“Three thousand, you say? Hmmm.”
They waited. The sound of a church bell ringing drifted in through the thin glass of the window.
“Of course pretty china will always find a buyer,” he said, looking hard at the set Flora wanted. “How about we make it three and a half?” he asked at last.
Xanthe tensed. Her mother’s choices were sound enough, but it was still a niche market. And yet again she was asking her to spend money they scarcely had to buy something she wouldn’t want to part with, at least not for some time.
Flora made a show of considering the offer, appearing to do some mental calculations. “Well, that is rather more than I’d like to pay, we do have our markup to consider.…” When Lionel didn’t budge she smiled. “Tell you what, throw in the Persian rug and you’ve got yourself a deal.”
An hour later, the rest of the house toured with no great finds, Xanthe tucked the bubble-wrapped copper chocolate pot safely into the back of the taxi, swaddling it in the rug, her hands trembling ever so slightly as she did so.
“Soon have you home,” she whispered to the strange treasure. “And then you can tell me your story. Promise.” At the same time she promised herself that whatever it revealed to her, there would be no more jaunts to the past. Not this time. It was just too dangerous.

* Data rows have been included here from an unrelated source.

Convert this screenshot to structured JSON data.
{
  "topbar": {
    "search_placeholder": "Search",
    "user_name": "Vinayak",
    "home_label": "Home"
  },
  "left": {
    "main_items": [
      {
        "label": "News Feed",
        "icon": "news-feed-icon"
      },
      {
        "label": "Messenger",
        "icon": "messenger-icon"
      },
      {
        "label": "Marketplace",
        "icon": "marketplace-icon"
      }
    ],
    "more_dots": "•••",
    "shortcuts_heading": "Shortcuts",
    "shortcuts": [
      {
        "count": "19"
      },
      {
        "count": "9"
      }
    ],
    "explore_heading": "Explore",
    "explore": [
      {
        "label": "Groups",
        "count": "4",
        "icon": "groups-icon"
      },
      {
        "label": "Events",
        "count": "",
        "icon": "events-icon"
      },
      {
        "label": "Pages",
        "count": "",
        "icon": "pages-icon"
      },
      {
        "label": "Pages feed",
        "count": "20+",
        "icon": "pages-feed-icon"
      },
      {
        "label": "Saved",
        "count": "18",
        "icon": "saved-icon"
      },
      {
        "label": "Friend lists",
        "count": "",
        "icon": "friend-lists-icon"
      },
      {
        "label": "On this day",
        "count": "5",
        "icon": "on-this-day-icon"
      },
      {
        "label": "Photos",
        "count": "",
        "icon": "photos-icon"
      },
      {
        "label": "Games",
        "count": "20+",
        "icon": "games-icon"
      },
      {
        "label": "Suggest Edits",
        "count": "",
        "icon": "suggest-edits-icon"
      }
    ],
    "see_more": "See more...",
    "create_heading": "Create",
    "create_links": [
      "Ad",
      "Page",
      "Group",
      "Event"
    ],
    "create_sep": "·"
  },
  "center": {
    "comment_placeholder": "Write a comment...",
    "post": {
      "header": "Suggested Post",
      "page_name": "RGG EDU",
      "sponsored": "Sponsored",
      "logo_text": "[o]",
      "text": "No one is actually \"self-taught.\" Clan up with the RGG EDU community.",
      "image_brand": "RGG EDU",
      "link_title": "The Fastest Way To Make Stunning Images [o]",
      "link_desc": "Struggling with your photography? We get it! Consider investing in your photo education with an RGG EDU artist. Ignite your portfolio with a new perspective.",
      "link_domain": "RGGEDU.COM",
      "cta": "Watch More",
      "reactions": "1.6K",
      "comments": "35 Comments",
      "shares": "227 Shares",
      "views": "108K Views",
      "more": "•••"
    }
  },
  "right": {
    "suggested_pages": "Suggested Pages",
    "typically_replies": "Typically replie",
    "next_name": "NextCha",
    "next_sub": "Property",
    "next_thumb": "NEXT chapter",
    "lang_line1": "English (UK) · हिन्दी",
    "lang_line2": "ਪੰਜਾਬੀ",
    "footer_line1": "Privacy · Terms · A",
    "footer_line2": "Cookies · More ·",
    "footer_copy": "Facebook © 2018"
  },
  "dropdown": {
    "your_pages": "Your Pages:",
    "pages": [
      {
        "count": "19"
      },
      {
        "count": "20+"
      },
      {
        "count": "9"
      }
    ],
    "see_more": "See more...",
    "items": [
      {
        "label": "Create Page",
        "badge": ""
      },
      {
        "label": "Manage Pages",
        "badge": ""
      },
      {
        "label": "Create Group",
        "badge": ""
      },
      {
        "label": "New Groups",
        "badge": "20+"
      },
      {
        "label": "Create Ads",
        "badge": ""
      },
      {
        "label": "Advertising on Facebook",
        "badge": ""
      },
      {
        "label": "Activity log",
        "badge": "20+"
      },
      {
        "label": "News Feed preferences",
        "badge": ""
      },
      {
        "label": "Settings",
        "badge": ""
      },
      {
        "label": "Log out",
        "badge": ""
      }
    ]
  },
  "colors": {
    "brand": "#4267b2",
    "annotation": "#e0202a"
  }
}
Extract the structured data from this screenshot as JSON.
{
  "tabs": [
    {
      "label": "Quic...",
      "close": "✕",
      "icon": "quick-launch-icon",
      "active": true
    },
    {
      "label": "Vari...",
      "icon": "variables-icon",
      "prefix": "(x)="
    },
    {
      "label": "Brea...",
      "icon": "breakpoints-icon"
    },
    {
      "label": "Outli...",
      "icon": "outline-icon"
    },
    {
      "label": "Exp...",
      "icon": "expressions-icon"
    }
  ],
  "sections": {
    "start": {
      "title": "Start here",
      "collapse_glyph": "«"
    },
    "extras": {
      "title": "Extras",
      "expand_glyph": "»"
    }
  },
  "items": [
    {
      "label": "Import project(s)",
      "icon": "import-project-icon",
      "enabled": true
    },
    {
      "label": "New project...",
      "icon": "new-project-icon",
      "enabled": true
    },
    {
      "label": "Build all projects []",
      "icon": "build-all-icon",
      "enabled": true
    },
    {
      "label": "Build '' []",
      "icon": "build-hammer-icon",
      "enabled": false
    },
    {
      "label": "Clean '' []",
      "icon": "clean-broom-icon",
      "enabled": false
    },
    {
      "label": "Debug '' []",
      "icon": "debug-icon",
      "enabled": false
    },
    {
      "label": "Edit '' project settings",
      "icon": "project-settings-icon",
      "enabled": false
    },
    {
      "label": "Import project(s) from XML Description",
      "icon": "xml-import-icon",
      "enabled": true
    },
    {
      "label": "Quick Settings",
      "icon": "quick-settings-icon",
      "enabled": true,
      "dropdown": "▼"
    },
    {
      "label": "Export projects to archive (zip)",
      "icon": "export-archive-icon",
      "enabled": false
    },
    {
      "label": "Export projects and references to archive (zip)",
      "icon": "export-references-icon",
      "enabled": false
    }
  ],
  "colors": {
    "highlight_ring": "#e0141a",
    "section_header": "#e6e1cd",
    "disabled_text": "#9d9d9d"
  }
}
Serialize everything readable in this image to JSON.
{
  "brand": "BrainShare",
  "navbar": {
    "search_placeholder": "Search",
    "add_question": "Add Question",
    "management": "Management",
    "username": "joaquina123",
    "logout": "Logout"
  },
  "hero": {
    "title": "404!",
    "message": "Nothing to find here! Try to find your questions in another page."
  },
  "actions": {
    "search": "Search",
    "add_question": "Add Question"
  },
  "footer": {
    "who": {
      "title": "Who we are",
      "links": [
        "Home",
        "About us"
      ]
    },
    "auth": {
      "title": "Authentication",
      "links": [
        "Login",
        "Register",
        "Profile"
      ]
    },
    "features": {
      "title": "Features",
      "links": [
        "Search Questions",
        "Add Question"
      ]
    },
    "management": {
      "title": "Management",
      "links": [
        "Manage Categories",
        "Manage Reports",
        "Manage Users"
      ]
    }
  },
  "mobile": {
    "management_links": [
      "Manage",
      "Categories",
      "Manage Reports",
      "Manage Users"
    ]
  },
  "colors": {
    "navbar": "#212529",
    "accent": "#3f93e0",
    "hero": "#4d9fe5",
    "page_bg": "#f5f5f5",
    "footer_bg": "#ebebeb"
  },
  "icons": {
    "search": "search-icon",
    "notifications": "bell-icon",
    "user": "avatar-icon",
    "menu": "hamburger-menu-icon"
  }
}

She helped her mother into the passenger’s seat, handing her some of her painkillers and a bottle of water. The village had woken up properly now, and even so late in the year there were tourists eagerly taking selfies in front of the stunning cottages. Not for the first time, Xanthe wondered at the power of such prettiness to draw people in. It wasn’t simply the charming look of the place, of course she knew that; it was the presentation of an ideal. Chocolate box. A rural idyll. Harking back to a time long gone, when lives were simpler and the sun shone constantly. Except that, as Xanthe had found out for herself, lives were often far from simple, and the winters were just as bitter, the cold just as deadly. She climbed in behind the steering wheel and they set off for Marlborough.
Copyright © 2019 by Paula Brackston